We have worked with the last Director of Labour Market Enforcement to provide evidence and support for the last two strategies presented to Government. We are also now working with the current Director sharing our research and insights ahead of the next strategy.
We have worked with the GMCA Modern Slavery team to share research insights with their team. We are currently developing a collaboration to inform Local Authority partners to utilise our insights and support a mutually supportive programme of work to understand and tackle labour exploitation
South East Regional Organised Crime Unit
Working alongside the Responsible Car Wash Scheme we supported an educational initiative to engage hand car wash owners across West Berkshire. Our team led by Rich Pickford supported the identification of sites, assessing their potential for risk and attended a series of visits in early 2020.
Vulnerabilities to Modern Slavery? Predicting the presence and location of informalised workplaces in the context of the Covid-19 pandemic
AHRC|Modern Slavery Policy and Evidence Centre funded research project to map and understand informal workplaces during Covid-19. This short project running for six months is led by Professor Ian Clark and supported by James Hunter, Rich Pickford, Nidhi Sharma and Jack Barratt.
Location-based Case Study: Whitechapel's Informal Economy
Developed by Research Fellow Gabriella Cioce we are developing our understanding of the interconnectivity of informal work within a bounded geographic location to theorise how different informal businesses interact and connect.
Informal Work Policy Engagement
Our research is undertaken to further the academic debate but to also ensure the public policy discussion on informal work and labour exploitation is informed by robust and up to date evidence. Led by Rich Pickford this work engages practitioners, regulators, policymakers and other academics to ensure our research reaches a broad audience who can utilise our findings and insights.
Understanding the spatial dimensions of hand car washes across the UK
This project has combined group members' expertise in industrial relations, informal work and spatial mapping to further our understanding of this sector and the challenges within it. Working with partners we have begun to explore how our research can inform policy and practice.
Exploring how spatial factors affect vulnerable workers – a pilot study into nail bars

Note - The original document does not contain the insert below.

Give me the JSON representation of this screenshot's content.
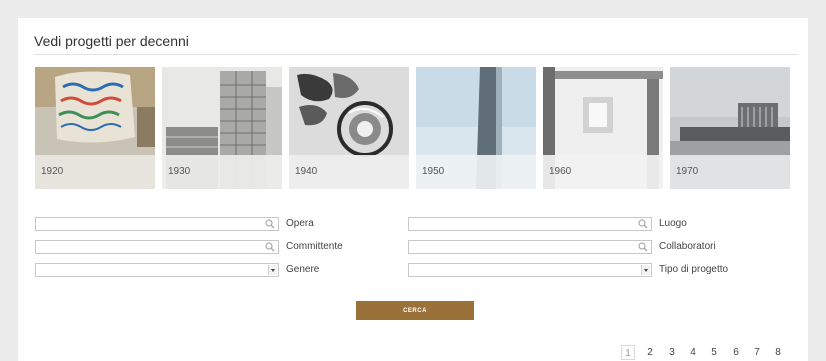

Taking our expertise from the hand car wash sector we are beginning to validate our approach with nail bars, another problematic sector identified by the GLAA and the DLME.